• Some compounds, d-carvone for example, is added to insecticides to increase effectivity.
Seed contains up to 4% essential oils used in perfuming soaps, medicines and food flavoring.

Study Findings
• Hypolipidemic: Often touted as antihyperlipidemic, a study showed Anethum graveolens had no significant effect on lipid profile. In contrast to the above study, an Iranian study concluded that Anethum graveolens has significant lipid lowering effects and is a promising cardioprotective agent.
• Antibacterial / Phytochemical: Phytochemical screening showed alkaloids, flavonoids, tannins, saponins and cardiac glycosides. Hot water and acetone seed extracts showed good antibacterial activity against all bacteria except K pneumoniae and one strain of P aeruginosa.
• Antispasmodic: Study showed that dill fruit extract is a potent relaxant of contractions induced by various spasmogens. The spasmolytic effect may be through calcium channels. Study supports its traditional use for gastrointestinal disorders.
• Antifertility / Menstrual Regulation: The study suggests dill can be used as a regulatory agent of the menstrual cycle or as an antifertility agent.
• Gastric Mucosal Protective / Antisecretory: Study suggests that A. graveolens seed extracts have significant mucosal protective and antisecretory effects of the gastric mucosa in mice.
• Genotoxicity: Essential oils from dill herb and seeds induced dose-dependent CA (chromosomal aberration and sister chromatid exchange tests (SCE). All essential oils studied were cytotoxic to human lymphocytes. In the SMART test, the essential oil from dill seeds was almost inactive.
• Repellant: Seed or fruit extract of A. graveolens exhibited varying degrees of biologic effect on the adults of S oryzae and T confusum.
• Antimycobacterial: Study isolated a new furanocoumarin and three known compounds, oxypeucedanin, oxypeucedanin hydrate and falcarindiol, from the whole herb of A. graveolens. The three known compounds exhibited antibacterial activity against a panel of mycobacteria.

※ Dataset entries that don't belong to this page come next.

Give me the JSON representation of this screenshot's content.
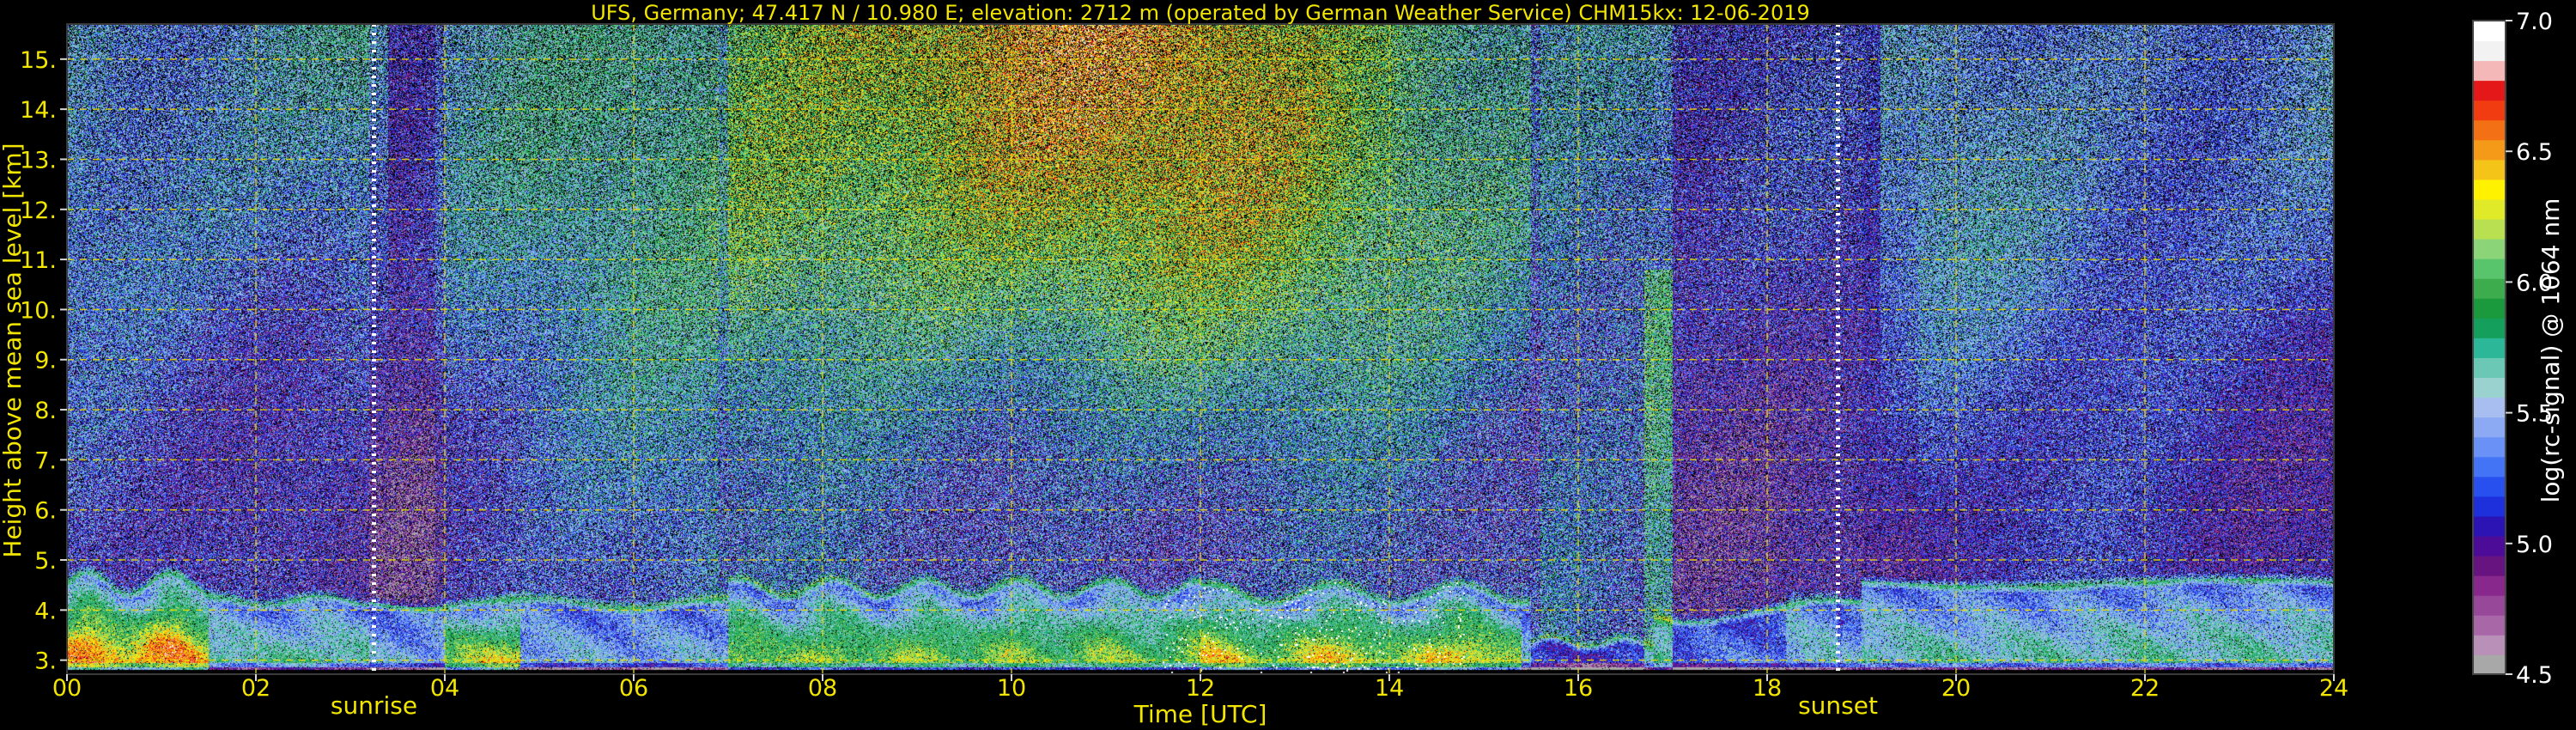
{
  "chart_data": {
    "type": "heatmap",
    "title": "UFS, Germany; 47.417 N / 10.980 E; elevation: 2712 m  (operated by German Weather Service)    CHM15kx: 12-06-2019",
    "xlabel": "Time [UTC]",
    "ylabel": "Height above mean sea level [km]",
    "colorbar_label": "log(rc-signal) @ 1064 nm",
    "xlim": [
      0,
      24
    ],
    "ylim": [
      2.72,
      15.7
    ],
    "x_ticks": [
      {
        "value": 0,
        "label": "00"
      },
      {
        "value": 2,
        "label": "02"
      },
      {
        "value": 4,
        "label": "04"
      },
      {
        "value": 6,
        "label": "06"
      },
      {
        "value": 8,
        "label": "08"
      },
      {
        "value": 10,
        "label": "10"
      },
      {
        "value": 12,
        "label": "12"
      },
      {
        "value": 14,
        "label": "14"
      },
      {
        "value": 16,
        "label": "16"
      },
      {
        "value": 18,
        "label": "18"
      },
      {
        "value": 20,
        "label": "20"
      },
      {
        "value": 22,
        "label": "22"
      },
      {
        "value": 24,
        "label": "24"
      }
    ],
    "y_ticks": [
      {
        "value": 3,
        "label": "3."
      },
      {
        "value": 4,
        "label": "4."
      },
      {
        "value": 5,
        "label": "5."
      },
      {
        "value": 6,
        "label": "6."
      },
      {
        "value": 7,
        "label": "7."
      },
      {
        "value": 8,
        "label": "8."
      },
      {
        "value": 9,
        "label": "9."
      },
      {
        "value": 10,
        "label": "10."
      },
      {
        "value": 11,
        "label": "11."
      },
      {
        "value": 12,
        "label": "12."
      },
      {
        "value": 13,
        "label": "13."
      },
      {
        "value": 14,
        "label": "14."
      },
      {
        "value": 15,
        "label": "15."
      }
    ],
    "grid": true,
    "events": [
      {
        "name": "sunrise",
        "label": "sunrise",
        "time": 3.25
      },
      {
        "name": "sunset",
        "label": "sunset",
        "time": 18.75
      }
    ],
    "colorbar": {
      "range": [
        4.5,
        7.0
      ],
      "ticks": [
        {
          "value": 4.5,
          "label": "4.5"
        },
        {
          "value": 5.0,
          "label": "5.0"
        },
        {
          "value": 5.5,
          "label": "5.5"
        },
        {
          "value": 6.0,
          "label": "6.0"
        },
        {
          "value": 6.5,
          "label": "6.5"
        },
        {
          "value": 7.0,
          "label": "7.0"
        }
      ],
      "colors": [
        "#a8a8a8",
        "#b890b8",
        "#a868a8",
        "#984898",
        "#88288c",
        "#681480",
        "#4c0c98",
        "#2c14b4",
        "#1e30dc",
        "#2850ee",
        "#4474f6",
        "#6a92f6",
        "#8caaf4",
        "#a8bef0",
        "#9ad2d0",
        "#6ac8b4",
        "#2cb898",
        "#14a05c",
        "#1a9a3c",
        "#3cac4c",
        "#58c46c",
        "#8cd478",
        "#b8e050",
        "#e0ea28",
        "#fff200",
        "#f4c418",
        "#f49a18",
        "#f47014",
        "#f03c10",
        "#e41818",
        "#f4b8b8",
        "#f2f2f2",
        "#ffffff"
      ]
    },
    "colors": {
      "background": "#000000",
      "text": "#f2e600",
      "grid": "#e8dc00"
    }
  }
}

• Antibacterial / Antiulcer / Anti-H pylori: Study showed A graveolens with moderately potent anti-H pylori activity and suggests a potential as a curative anti-ulcer agent.